### BRIEF
Where a line holds the word "post", copy that line from the data below.

### MATERIAL SUPPLIED
────────────────

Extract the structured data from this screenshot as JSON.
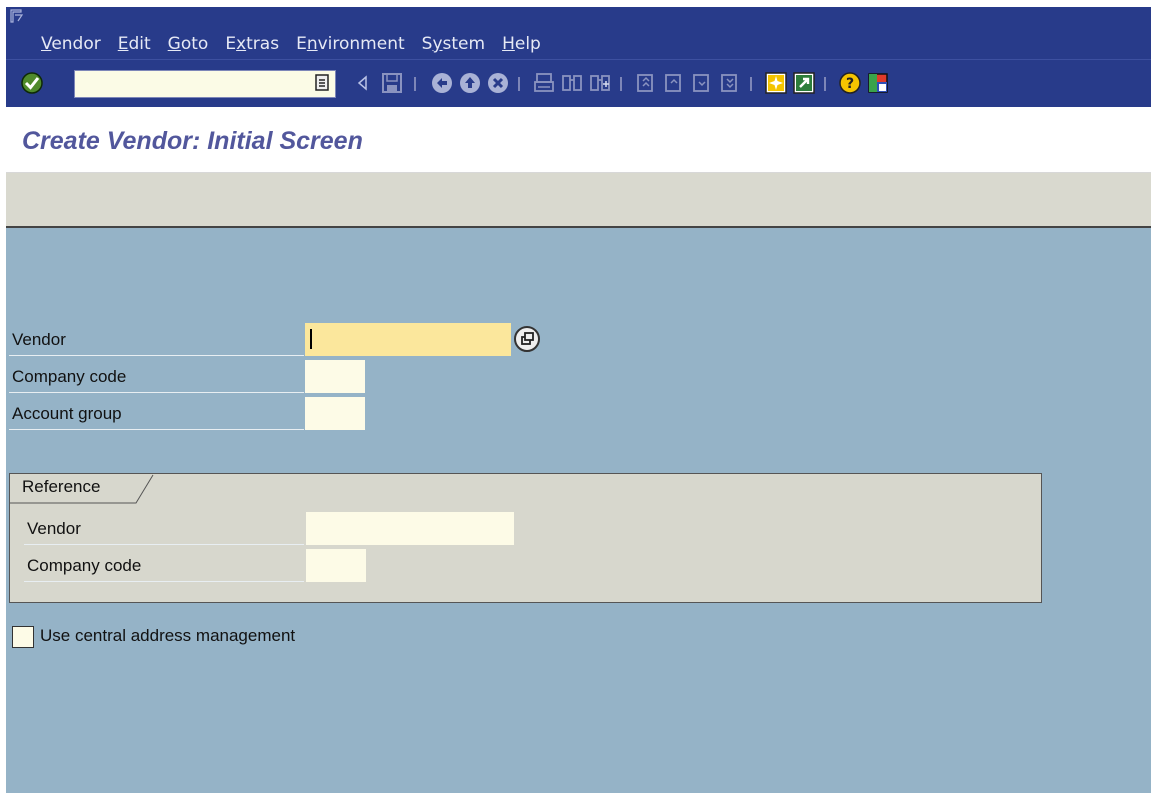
{
  "menu": {
    "items": [
      {
        "pre": "",
        "u": "V",
        "post": "endor"
      },
      {
        "pre": "",
        "u": "E",
        "post": "dit"
      },
      {
        "pre": "",
        "u": "G",
        "post": "oto"
      },
      {
        "pre": "E",
        "u": "x",
        "post": "tras"
      },
      {
        "pre": "E",
        "u": "n",
        "post": "vironment"
      },
      {
        "pre": "S",
        "u": "y",
        "post": "stem"
      },
      {
        "pre": "",
        "u": "H",
        "post": "elp"
      }
    ]
  },
  "toolbar": {
    "command_field_value": "",
    "icons": [
      "enter-icon",
      "back-arrow-icon",
      "save-icon",
      "back-icon",
      "exit-icon",
      "cancel-icon",
      "print-icon",
      "find-icon",
      "find-next-icon",
      "first-page-icon",
      "previous-page-icon",
      "next-page-icon",
      "last-page-icon",
      "create-session-icon",
      "shortcut-icon",
      "help-icon",
      "layout-menu-icon"
    ]
  },
  "page": {
    "title": "Create Vendor: Initial Screen"
  },
  "form": {
    "vendor_label": "Vendor",
    "vendor_value": "",
    "company_code_label": "Company code",
    "company_code_value": "",
    "account_group_label": "Account group",
    "account_group_value": ""
  },
  "reference": {
    "tab_label": "Reference",
    "vendor_label": "Vendor",
    "vendor_value": "",
    "company_code_label": "Company code",
    "company_code_value": ""
  },
  "options": {
    "central_address_label": "Use central address management",
    "central_address_checked": false
  },
  "colors": {
    "menubar_bg": "#283b8a",
    "title_text": "#52579c",
    "content_bg": "#95b3c7",
    "active_field": "#fbe79c",
    "frame_bg": "#d7d7cd"
  }
}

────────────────

### RESPONSE
        "post": "endor"
        "post": "dit"
        "post": "oto"
        "post": "tras"
        "post": "vironment"
        "post": "stem"
        "post": "elp"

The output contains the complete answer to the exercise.